The recent events in the USA have been heart-breaking and sent shockwaves around the world. I stand in solidarity with Black Lives Matter; equality makes us stronger.
The death of George Floyd and the footage of it, has been traumatising, and my thoughts are with his family and friends. For many who have the privilege not to think about racism every day, it has been a starting point for introspection and conversations with others. These are often uncomfortable, but necessary, and should continue. However, law and order must be respected as this dialogue moves forward and the Prime Minister has been clear that social distancing guidelines should be adhered to.
A national conversation with concrete outcomes is needed in the UK. We need to look at education opportunities, the use of positive action, investment, and so much more, as part of the levelling up agenda.

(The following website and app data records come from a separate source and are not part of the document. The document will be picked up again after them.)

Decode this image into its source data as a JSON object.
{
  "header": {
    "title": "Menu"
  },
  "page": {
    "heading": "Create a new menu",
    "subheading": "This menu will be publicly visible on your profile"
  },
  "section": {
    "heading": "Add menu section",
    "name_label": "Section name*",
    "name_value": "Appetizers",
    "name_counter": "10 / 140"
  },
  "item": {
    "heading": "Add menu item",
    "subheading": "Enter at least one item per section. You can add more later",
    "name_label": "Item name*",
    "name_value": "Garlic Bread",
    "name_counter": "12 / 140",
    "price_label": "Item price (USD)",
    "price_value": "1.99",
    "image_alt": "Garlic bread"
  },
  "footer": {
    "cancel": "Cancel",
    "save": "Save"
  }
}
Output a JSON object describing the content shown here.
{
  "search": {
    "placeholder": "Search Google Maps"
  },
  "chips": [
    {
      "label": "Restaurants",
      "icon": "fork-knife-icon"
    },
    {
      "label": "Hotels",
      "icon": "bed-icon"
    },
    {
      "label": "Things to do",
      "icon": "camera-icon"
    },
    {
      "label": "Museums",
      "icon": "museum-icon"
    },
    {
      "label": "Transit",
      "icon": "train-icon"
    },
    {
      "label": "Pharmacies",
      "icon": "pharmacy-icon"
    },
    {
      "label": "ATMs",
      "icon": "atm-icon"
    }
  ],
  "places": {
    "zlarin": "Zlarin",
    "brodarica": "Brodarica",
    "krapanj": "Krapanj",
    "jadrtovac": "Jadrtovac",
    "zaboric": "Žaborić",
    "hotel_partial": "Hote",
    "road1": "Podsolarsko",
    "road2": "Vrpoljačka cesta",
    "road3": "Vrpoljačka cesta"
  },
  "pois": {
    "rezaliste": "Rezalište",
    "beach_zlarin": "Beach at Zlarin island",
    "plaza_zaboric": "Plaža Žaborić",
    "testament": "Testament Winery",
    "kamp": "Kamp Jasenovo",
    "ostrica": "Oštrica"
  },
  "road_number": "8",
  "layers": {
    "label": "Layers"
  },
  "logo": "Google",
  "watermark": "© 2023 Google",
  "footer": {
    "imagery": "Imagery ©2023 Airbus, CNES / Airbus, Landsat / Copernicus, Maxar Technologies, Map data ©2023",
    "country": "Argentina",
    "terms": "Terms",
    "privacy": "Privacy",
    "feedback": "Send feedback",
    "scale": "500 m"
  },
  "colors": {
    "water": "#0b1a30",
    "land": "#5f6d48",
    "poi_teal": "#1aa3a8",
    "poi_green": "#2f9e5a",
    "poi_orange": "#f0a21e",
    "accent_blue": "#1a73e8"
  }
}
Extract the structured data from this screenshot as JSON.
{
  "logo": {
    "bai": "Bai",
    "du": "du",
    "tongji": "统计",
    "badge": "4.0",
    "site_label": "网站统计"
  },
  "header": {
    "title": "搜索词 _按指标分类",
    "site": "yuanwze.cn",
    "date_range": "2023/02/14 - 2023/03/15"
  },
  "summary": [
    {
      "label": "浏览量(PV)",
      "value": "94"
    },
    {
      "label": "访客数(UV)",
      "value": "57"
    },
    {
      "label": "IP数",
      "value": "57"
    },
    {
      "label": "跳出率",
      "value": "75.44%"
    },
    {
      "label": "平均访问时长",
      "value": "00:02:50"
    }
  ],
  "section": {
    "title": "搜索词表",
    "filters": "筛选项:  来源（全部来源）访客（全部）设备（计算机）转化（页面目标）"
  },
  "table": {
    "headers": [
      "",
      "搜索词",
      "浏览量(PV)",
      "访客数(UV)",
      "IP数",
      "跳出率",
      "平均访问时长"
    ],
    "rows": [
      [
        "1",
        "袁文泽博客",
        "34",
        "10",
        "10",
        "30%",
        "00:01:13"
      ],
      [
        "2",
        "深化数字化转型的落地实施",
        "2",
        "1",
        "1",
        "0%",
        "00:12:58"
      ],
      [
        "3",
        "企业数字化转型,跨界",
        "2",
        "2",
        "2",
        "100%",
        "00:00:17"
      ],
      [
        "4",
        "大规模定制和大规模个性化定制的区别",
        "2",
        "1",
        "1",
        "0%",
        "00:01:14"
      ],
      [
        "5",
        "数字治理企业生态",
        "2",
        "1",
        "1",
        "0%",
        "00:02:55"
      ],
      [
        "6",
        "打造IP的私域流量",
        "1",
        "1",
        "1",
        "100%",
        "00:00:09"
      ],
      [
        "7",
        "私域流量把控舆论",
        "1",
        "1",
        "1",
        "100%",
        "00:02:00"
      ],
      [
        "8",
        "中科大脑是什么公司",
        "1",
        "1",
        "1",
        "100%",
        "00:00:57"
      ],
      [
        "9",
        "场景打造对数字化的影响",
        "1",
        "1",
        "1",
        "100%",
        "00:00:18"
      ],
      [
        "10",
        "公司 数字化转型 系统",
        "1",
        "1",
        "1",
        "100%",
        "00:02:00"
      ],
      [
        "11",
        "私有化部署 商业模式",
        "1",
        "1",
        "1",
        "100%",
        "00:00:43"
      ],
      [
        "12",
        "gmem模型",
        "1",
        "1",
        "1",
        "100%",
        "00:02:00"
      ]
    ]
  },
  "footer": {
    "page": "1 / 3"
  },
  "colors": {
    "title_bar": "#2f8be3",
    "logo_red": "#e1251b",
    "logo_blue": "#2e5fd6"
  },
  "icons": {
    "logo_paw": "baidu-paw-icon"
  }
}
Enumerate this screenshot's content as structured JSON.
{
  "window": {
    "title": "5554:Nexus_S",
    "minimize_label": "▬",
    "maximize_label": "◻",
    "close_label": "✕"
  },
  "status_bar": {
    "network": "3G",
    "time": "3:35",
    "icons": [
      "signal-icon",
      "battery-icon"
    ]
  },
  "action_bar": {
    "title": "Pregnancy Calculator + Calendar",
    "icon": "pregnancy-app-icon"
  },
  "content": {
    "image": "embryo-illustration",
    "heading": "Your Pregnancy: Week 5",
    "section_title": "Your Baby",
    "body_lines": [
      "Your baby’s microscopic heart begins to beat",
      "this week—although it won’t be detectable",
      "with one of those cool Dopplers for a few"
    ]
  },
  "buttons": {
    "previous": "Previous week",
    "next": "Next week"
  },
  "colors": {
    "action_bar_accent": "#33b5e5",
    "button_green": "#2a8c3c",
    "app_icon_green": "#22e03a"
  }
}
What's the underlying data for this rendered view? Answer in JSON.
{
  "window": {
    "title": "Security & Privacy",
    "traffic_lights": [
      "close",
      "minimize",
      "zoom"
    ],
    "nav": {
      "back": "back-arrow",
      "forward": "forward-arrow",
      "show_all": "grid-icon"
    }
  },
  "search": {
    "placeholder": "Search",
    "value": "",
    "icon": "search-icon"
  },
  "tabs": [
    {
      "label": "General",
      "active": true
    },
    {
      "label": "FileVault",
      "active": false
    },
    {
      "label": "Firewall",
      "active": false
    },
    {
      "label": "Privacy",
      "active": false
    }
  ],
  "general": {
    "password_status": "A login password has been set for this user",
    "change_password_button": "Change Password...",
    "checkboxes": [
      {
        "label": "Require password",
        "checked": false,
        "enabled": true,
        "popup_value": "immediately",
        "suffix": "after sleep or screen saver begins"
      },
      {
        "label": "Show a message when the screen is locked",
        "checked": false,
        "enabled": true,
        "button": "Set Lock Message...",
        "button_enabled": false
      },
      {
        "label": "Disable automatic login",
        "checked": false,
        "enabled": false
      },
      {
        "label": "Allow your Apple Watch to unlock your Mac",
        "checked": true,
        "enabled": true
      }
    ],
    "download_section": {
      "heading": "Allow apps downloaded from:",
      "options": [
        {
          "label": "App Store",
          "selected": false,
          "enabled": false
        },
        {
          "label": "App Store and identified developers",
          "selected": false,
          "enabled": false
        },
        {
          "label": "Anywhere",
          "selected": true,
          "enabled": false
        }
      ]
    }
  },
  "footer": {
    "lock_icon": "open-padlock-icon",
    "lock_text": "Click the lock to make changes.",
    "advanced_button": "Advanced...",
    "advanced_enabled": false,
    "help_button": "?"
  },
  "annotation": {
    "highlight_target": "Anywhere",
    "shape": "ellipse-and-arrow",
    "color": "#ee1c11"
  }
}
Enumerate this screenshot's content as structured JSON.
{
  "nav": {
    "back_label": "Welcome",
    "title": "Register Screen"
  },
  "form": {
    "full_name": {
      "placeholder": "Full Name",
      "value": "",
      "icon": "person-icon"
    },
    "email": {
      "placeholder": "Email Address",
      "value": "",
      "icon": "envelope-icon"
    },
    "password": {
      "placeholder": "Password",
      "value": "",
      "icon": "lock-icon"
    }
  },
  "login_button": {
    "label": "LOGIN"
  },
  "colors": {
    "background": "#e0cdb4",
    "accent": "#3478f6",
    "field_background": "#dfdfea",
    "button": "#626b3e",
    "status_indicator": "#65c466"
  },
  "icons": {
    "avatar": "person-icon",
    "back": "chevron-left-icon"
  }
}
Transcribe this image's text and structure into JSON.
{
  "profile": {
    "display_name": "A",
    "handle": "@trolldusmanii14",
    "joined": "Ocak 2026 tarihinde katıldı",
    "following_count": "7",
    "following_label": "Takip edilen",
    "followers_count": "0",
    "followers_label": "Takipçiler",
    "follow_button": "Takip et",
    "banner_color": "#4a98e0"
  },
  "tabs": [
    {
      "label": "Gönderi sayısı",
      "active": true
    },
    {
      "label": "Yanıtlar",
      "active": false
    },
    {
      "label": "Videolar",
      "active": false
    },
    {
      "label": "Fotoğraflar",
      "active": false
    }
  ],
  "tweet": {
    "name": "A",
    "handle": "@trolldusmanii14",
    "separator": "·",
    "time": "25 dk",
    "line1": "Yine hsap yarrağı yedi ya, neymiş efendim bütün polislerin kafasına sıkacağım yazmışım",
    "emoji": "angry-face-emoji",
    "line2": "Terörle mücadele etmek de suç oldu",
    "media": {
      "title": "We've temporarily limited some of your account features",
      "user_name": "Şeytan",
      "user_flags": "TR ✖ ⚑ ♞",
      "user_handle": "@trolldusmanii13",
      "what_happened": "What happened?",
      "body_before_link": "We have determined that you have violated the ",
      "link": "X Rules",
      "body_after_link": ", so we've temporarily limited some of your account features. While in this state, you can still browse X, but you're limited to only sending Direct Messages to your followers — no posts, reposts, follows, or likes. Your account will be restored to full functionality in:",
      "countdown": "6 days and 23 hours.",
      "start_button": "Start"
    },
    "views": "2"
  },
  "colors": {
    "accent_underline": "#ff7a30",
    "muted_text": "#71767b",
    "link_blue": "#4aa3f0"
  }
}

I am glad that there is ongoing work to investigate the disproportionate impact of Coronavirus on BAME communities in West Sussex as well as nationally. Public Health England (PHE) has now published its report on disparities, and further work is being taken forward by my colleague Kemi Badenoch, Minister for Equalities to recommend action.
Diversity improves decision making. This is especially important in my line of work, as I represent people from different backgrounds, with different views. I am pleased that Parliament has started to improve diversity by implementing programmes such as The Speaker’s Parliamentary Placement Scheme (SPPS) and others which seek to encourage people into political careers who might otherwise not have had the opportunity. Programmes like these support participants with skills development and learning experiences both within an MPs office and beyond. I have been lucky enough to have two SPPS interns so far and look forward to continuing to support this programme.
A number of people have raised concerns about our exports to the USA. I know the Government takes its export control responsibilities very seriously. Indeed, the UK operates one of the world’s most robust and transparent export control regimes. Each export licence application is considered on a case-by-case basis against the Consolidated EU and National Arms Export Licensing Criteria. The Consolidated Criteria provide a thorough risk assessment framework, requiring the Government to think very carefully about the possible impact of providing equipment and its capabilities. My understanding is that the Government will not grant an export licence if doing so would be inconsistent with the criteria. I have ensured Ministers are aware of the points that have been raised about these exports.